Not necessarily. I always knew he was a complex person and that he is multifaceted. I guess I didn’t realise how deep that runs, but I certainly do now. It’s disappointing that he impugned my professionalism by saying our interview was off the record. That’s affected my feelings towards him on some level, but I also understand that he’s talked his way out of so many controversies that he thought he could do it again. I don’t really take it personally.
Have you sent him a copy of the book?
I sent it to him weeks ahead of publication just to give him a chance to read it. It felt like the fair and right thing to do. As he was trying to decide when to come back to public life, I didn’t know if it was weighing on him at all. I wanted him to see that I did treat him very fairly. I don’t know if he read it, but I certainly got it to him.
Finally, what’s your favorite story from the whole book?
Gosh, there are so many funny ones. It might be the one in chapter one. It was Nick Faldo’s 60th birthday party and his girlfriend at the time threw this big party. It was kind of a glamorous crowd and then Phil rolls up. Nick’s just sitting at a table basking in all the attention and then Phil completely takes over the room, won’t stop talking and is saying all these outrageous things. Nick Faldo’s just sinking deeper and deeper into his chair and it’s such a funny image. It was told to me by Johnny Miller, who’s a great storyteller. That one makes me laugh every time because it’s so Phil!
The Rip-Roaring (and Unauthorised!) Biography of Golf’s Most Colourful Superstar
A frank and revealing biography of legendary golf champion Phil Mickelson – who has led a big, controversial life – as reported by longtime Sports Illustrated writer and bestselling author Alan Shipnuck.
About the author
Michael Catling is the Features Editor of Today’s Golfer.
He has been a journalist for more than 10 years and was shortlisted for Bauer Media Journalist of the Year in 2019.
Michael joined Bauer Media in 2016 and has exclusively interviewed dozens of Major champions, including Jordan Spieth, Tom Watson, Gary Player and Jack Nicklaus.

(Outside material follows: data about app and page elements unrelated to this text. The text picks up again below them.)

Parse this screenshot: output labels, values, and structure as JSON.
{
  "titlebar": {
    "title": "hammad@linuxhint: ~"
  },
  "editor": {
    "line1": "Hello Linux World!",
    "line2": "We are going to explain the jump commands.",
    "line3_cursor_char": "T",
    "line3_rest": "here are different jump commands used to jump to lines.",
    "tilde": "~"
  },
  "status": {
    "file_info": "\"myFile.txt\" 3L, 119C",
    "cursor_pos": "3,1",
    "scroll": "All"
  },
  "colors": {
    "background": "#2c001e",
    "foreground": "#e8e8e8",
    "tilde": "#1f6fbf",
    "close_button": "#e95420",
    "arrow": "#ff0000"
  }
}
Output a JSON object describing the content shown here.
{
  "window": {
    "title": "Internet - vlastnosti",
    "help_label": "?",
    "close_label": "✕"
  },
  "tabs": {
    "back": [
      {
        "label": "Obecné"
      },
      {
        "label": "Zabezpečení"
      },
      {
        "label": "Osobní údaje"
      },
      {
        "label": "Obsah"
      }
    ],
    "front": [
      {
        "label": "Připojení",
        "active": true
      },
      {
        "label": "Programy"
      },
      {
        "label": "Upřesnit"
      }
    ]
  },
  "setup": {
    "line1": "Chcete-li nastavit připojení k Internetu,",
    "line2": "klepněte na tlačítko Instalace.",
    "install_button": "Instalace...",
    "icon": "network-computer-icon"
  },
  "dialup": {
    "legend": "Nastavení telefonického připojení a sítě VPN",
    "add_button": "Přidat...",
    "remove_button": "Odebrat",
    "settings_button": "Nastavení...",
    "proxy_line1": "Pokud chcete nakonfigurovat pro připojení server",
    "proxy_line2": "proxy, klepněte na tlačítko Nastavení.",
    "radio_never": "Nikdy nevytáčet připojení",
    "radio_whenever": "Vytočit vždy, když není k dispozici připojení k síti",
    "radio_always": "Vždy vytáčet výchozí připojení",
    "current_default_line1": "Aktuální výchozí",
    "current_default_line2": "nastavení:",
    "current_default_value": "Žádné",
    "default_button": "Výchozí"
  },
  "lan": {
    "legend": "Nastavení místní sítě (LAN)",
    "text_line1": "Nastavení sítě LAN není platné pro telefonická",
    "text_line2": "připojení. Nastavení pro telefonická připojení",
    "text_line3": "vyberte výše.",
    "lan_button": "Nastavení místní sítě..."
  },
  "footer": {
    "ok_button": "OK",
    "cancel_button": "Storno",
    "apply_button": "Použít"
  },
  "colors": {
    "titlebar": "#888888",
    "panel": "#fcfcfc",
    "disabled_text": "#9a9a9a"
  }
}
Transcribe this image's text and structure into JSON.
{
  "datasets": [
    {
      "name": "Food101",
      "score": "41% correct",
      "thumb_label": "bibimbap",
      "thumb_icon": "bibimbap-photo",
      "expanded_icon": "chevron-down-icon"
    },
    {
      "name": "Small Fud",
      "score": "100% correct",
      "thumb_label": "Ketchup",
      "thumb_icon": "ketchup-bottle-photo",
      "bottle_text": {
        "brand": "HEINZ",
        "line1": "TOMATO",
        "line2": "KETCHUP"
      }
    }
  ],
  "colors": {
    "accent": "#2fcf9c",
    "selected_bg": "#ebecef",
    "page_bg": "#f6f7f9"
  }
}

A former member of Ufford Park and Burghley Park, Michael has been playing golf since he was 11 and currently plays off a handicap of 10.
You can contact Michael here.